17 August 1918, Newark, New Jersey, USA, d. 16 January 1963, New York City, New York, USA. Quebec played piano at first, then took up the tenor saxophone in 1940. He worked in several well-known bands, including outfits led by Benny Carter, Coleman Hawkins, Roy Eldridge and, later, Cab Calloway, with whom he stayed from 1944-51. He also led his own small groups in the 40s, recording several sessions for Blue Note Records, the first of which produced the hit Blue Harlem. A close friend of the labels co-founder, Alfred Lion, Quebec advised Blue Note on the bebop scene, recommending that they record both Thelonious Monk and Bud Powell.
For much of the 50s, Quebec struggled against heroin addiction and worked various day jobs, including a stint as a taxi driver. He returned to the music business in 1959, becoming an A&R man for Blue Note and also recording for them again - first making several juke-box singles, then a series of albums that showcased his expertise at slow blues and soulful ballads. He also guested on albums by Sonny Clark, Grant Green, Jimmy Smith and vocalist Dodo Green. In January 1963, he died of lung cancer, and, for many years, appeared to be one of the forgotten men of jazz. Then, in the 80s, Blue Note issued some previously unreleased sessions, while Mosaic Records produced lavishly packaged compilations both of his 40s Blue Note recordings and the later juke-box singles. The appearance of this material sparked a new interest in, and welcome re-evaluation of, Quebecs shapely, affecting, big-toned tenor playing.
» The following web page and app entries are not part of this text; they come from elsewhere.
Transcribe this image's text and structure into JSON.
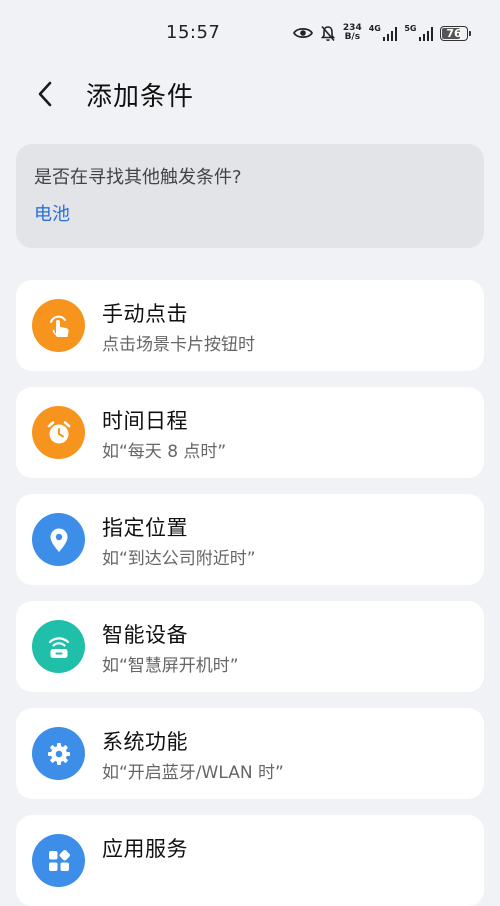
{
  "status_bar": {
    "time": "15:57",
    "net_speed_value": "234",
    "net_speed_unit": "B/s",
    "sim1_label": "4G",
    "sim2_label": "5G",
    "battery_level": "76",
    "battery_fraction": 0.76,
    "icons": [
      "eye-icon",
      "mute-bell-icon",
      "signal-4g-icon",
      "signal-5g-icon",
      "battery-icon"
    ]
  },
  "header": {
    "back_icon": "chevron-left-icon",
    "title": "添加条件"
  },
  "suggestion": {
    "question": "是否在寻找其他触发条件?",
    "link_label": "电池"
  },
  "conditions": [
    {
      "title": "手动点击",
      "subtitle": "点击场景卡片按钮时",
      "icon": "tap-hand-icon",
      "color": "#f7941d"
    },
    {
      "title": "时间日程",
      "subtitle": "如“每天 8 点时”",
      "icon": "alarm-clock-icon",
      "color": "#f7941d"
    },
    {
      "title": "指定位置",
      "subtitle": "如“到达公司附近时”",
      "icon": "location-pin-icon",
      "color": "#3d8ee8"
    },
    {
      "title": "智能设备",
      "subtitle": "如“智慧屏开机时”",
      "icon": "smart-device-icon",
      "color": "#1fbfaa"
    },
    {
      "title": "系统功能",
      "subtitle": "如“开启蓝牙/WLAN 时”",
      "icon": "gear-icon",
      "color": "#3d8ee8"
    },
    {
      "title": "应用服务",
      "subtitle": "",
      "icon": "app-grid-icon",
      "color": "#3d8ee8"
    }
  ]
}
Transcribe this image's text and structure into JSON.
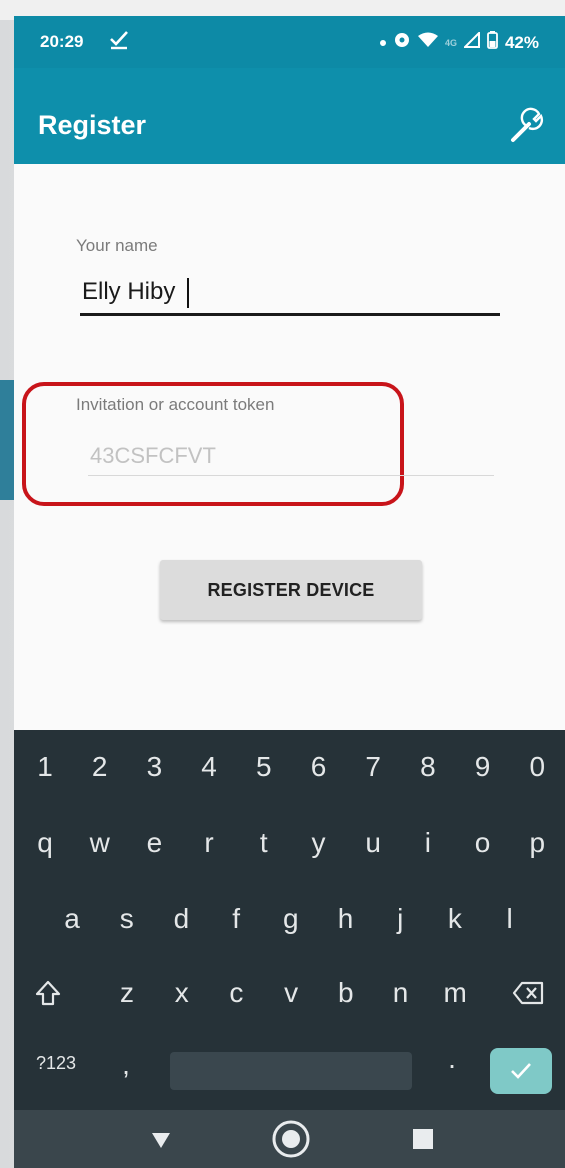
{
  "status_bar": {
    "time": "20:29",
    "battery": "42%"
  },
  "app_bar": {
    "title": "Register"
  },
  "form": {
    "name_label": "Your name",
    "name_value": "Elly Hiby",
    "token_label": "Invitation or account token",
    "token_placeholder": "43CSFCFVT",
    "register_button": "REGISTER DEVICE"
  },
  "keyboard": {
    "row1": [
      "1",
      "2",
      "3",
      "4",
      "5",
      "6",
      "7",
      "8",
      "9",
      "0"
    ],
    "row2": [
      "q",
      "w",
      "e",
      "r",
      "t",
      "y",
      "u",
      "i",
      "o",
      "p"
    ],
    "row3": [
      "a",
      "s",
      "d",
      "f",
      "g",
      "h",
      "j",
      "k",
      "l"
    ],
    "row4": [
      "z",
      "x",
      "c",
      "v",
      "b",
      "n",
      "m"
    ],
    "symbols_key": "?123",
    "comma_key": ",",
    "period_key": "."
  },
  "colors": {
    "primary": "#0e8fab",
    "highlight": "#c8141a",
    "keyboard_bg": "#263238",
    "enter_key": "#7fc9c7"
  }
}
Source: The Encyclopedia of Popular Music by Colin Larkin. Licensed from Muze.